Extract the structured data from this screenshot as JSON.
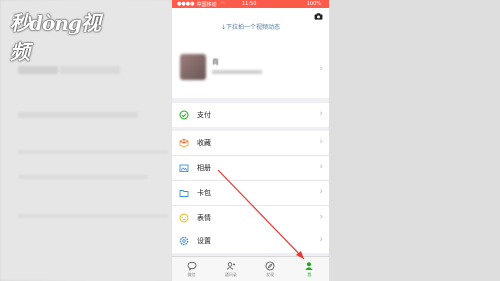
{
  "watermark": {
    "text": "秒dòng视频"
  },
  "status_bar": {
    "carrier": "中国移动",
    "time": "11:50",
    "battery": "100%"
  },
  "header": {
    "hint": "↓下拉拍一个视频动态",
    "nickname": "肖"
  },
  "menu": {
    "group1": [
      {
        "label": "支付",
        "icon": "pay-icon"
      }
    ],
    "group2": [
      {
        "label": "收藏",
        "icon": "favorites-icon"
      },
      {
        "label": "相册",
        "icon": "album-icon"
      },
      {
        "label": "卡包",
        "icon": "card-icon"
      },
      {
        "label": "表情",
        "icon": "sticker-icon"
      }
    ],
    "group3": [
      {
        "label": "设置",
        "icon": "settings-icon"
      }
    ]
  },
  "tabbar": [
    {
      "label": "微信",
      "icon": "chat-icon"
    },
    {
      "label": "通讯录",
      "icon": "contacts-icon"
    },
    {
      "label": "发现",
      "icon": "discover-icon"
    },
    {
      "label": "我",
      "icon": "me-icon"
    }
  ],
  "colors": {
    "status": "#ff5a4a",
    "accent": "#1aad19",
    "link": "#4c7ba8",
    "annotation": "#e53935"
  }
}
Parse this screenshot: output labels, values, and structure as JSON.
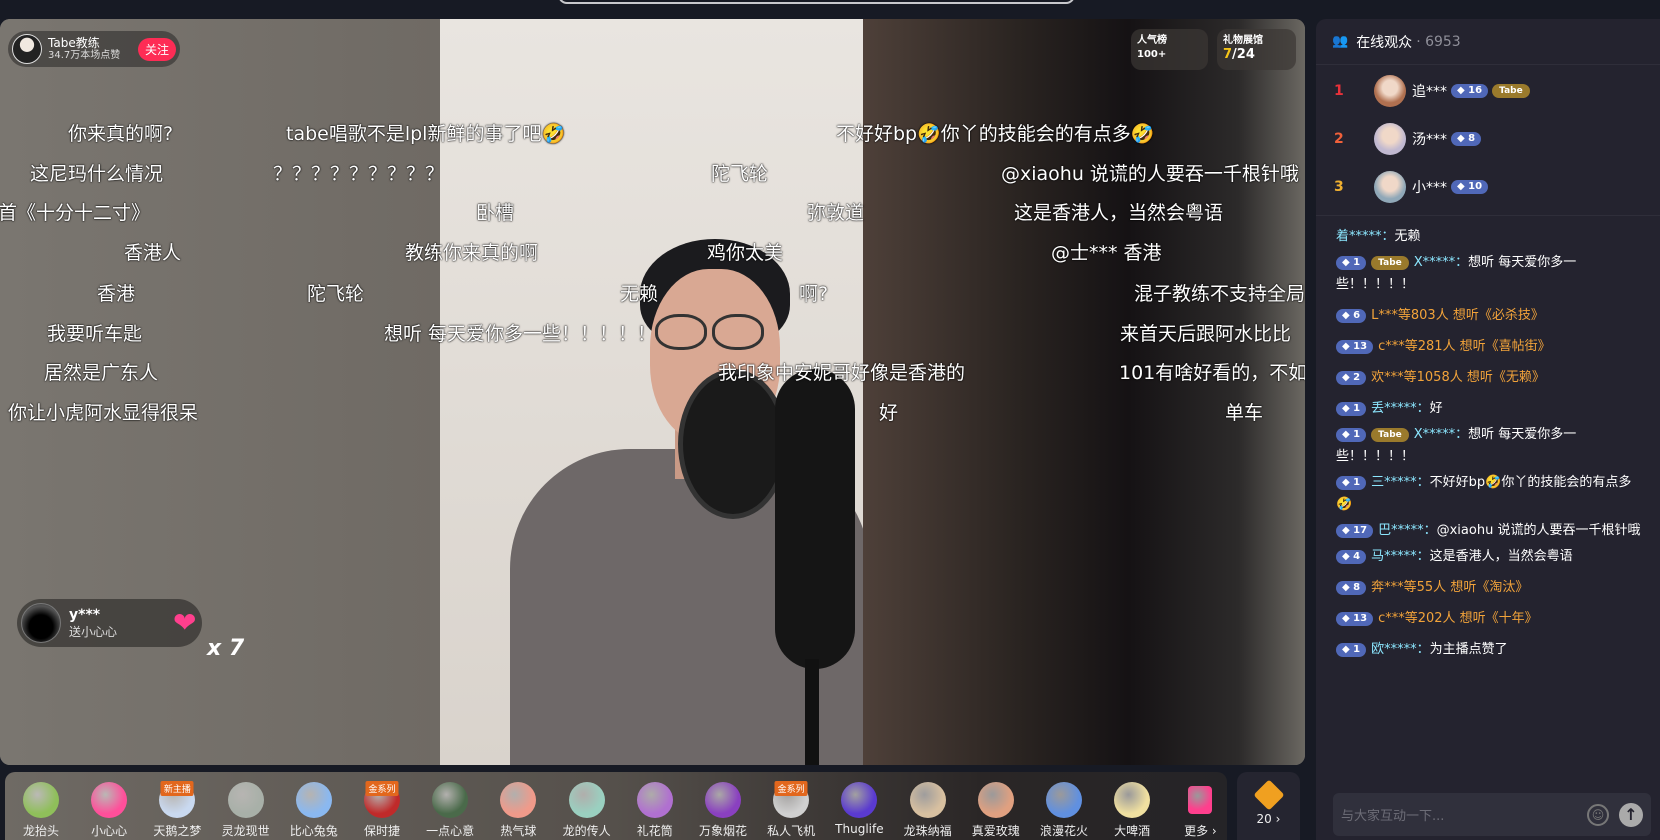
{
  "streamer": {
    "name": "Tabe教练",
    "likes": "34.7万本场点赞",
    "follow_label": "关注"
  },
  "rank_cards": [
    {
      "title": "人气榜",
      "value": "100+"
    },
    {
      "title": "礼物展馆",
      "value_current": "7",
      "value_total": "/24"
    }
  ],
  "danmaku": [
    [
      "你来真的啊?",
      "tabe唱歌不是lpl新鲜的事了吧🤣",
      "不好好bp🤣你丫的技能会的有点多🤣"
    ],
    [
      "这尼玛什么情况",
      "？？？？？？？？？",
      "陀飞轮",
      "@xiaohu 说谎的人要吞一千根针哦"
    ],
    [
      "首《十分十二寸》",
      "卧槽",
      "弥敦道",
      "这是香港人，当然会粤语"
    ],
    [
      "香港人",
      "教练你来真的啊",
      "鸡你太美",
      "@士*** 香港"
    ],
    [
      "香港",
      "陀飞轮",
      "无赖",
      "啊?",
      "混子教练不支持全局"
    ],
    [
      "我要听车匙",
      "想听 每天爱你多一些！！！！！",
      "来首天后跟阿水比比"
    ],
    [
      "居然是广东人",
      "我印象中安妮哥好像是香港的",
      "101有啥好看的，不如"
    ],
    [
      "你让小虎阿水显得很呆",
      "好",
      "单车"
    ]
  ],
  "gift_notice": {
    "user": "y***",
    "action": "送小心心",
    "count": "x 7"
  },
  "gifts": [
    {
      "label": "龙抬头",
      "color": "#8fbf5a"
    },
    {
      "label": "小心心",
      "color": "#ff4f9a"
    },
    {
      "label": "天鹅之梦",
      "badge": "新主播",
      "color": "#c9d9f0"
    },
    {
      "label": "灵龙现世",
      "color": "#a8b0a8"
    },
    {
      "label": "比心兔兔",
      "color": "#8ab8f0"
    },
    {
      "label": "保时捷",
      "badge": "金系列",
      "color": "#c02a2a"
    },
    {
      "label": "一点心意",
      "color": "#4a6a4a"
    },
    {
      "label": "热气球",
      "color": "#f09a8a"
    },
    {
      "label": "龙的传人",
      "color": "#9ad0c0"
    },
    {
      "label": "礼花筒",
      "color": "#b070d0"
    },
    {
      "label": "万象烟花",
      "color": "#8a40c0"
    },
    {
      "label": "私人飞机",
      "badge": "金系列",
      "color": "#d0d0d0"
    },
    {
      "label": "Thuglife",
      "color": "#5a3ad0"
    },
    {
      "label": "龙珠纳福",
      "color": "#d8c0a0"
    },
    {
      "label": "真爱玫瑰",
      "color": "#e0a080"
    },
    {
      "label": "浪漫花火",
      "color": "#6090e0"
    },
    {
      "label": "大啤酒",
      "color": "#f0e0a0"
    },
    {
      "label": "更多 ›",
      "color": "#ff3f8d"
    }
  ],
  "coins": {
    "label": "20 ›",
    "color": "#f0a020"
  },
  "sidebar": {
    "title": "在线观众",
    "count": "· 6953",
    "ranks": [
      {
        "rank": "1",
        "name": "追***",
        "level": "16",
        "fan": "Tabe",
        "rank_color": "#e8313a",
        "avatar": "#b07050"
      },
      {
        "rank": "2",
        "name": "汤***",
        "level": "8",
        "rank_color": "#f0603a",
        "avatar": "#c0b8d0"
      },
      {
        "rank": "3",
        "name": "小***",
        "level": "10",
        "rank_color": "#f0b030",
        "avatar": "#90a8b8"
      }
    ],
    "messages": [
      {
        "user": "着*****：",
        "text": "无赖"
      },
      {
        "level": "1",
        "fan": "Tabe",
        "user": "X*****：",
        "text": "想听 每天爱你多一些！！！！！"
      },
      {
        "level": "6",
        "sys": "L***等803人 想听《必杀技》"
      },
      {
        "level": "13",
        "sys": "c***等281人 想听《喜帖街》"
      },
      {
        "level": "2",
        "sys": "欢***等1058人 想听《无赖》"
      },
      {
        "level": "1",
        "user": "丢*****：",
        "text": "好"
      },
      {
        "level": "1",
        "fan": "Tabe",
        "user": "X*****：",
        "text": "想听 每天爱你多一些！！！！！"
      },
      {
        "level": "1",
        "user": "三*****：",
        "text": "不好好bp🤣你丫的技能会的有点多🤣"
      },
      {
        "level": "17",
        "user": "巴*****：",
        "text": "@xiaohu 说谎的人要吞一千根针哦"
      },
      {
        "level": "4",
        "user": "马*****：",
        "text": "这是香港人，当然会粤语"
      },
      {
        "level": "8",
        "sys": "奔***等55人 想听《淘汰》"
      },
      {
        "level": "13",
        "sys": "c***等202人 想听《十年》"
      },
      {
        "level": "1",
        "user": "欧*****：",
        "text": "为主播点赞了"
      }
    ],
    "input_placeholder": "与大家互动一下..."
  }
}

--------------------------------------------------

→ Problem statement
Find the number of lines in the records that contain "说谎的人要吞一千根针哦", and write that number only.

→ Output of the task
2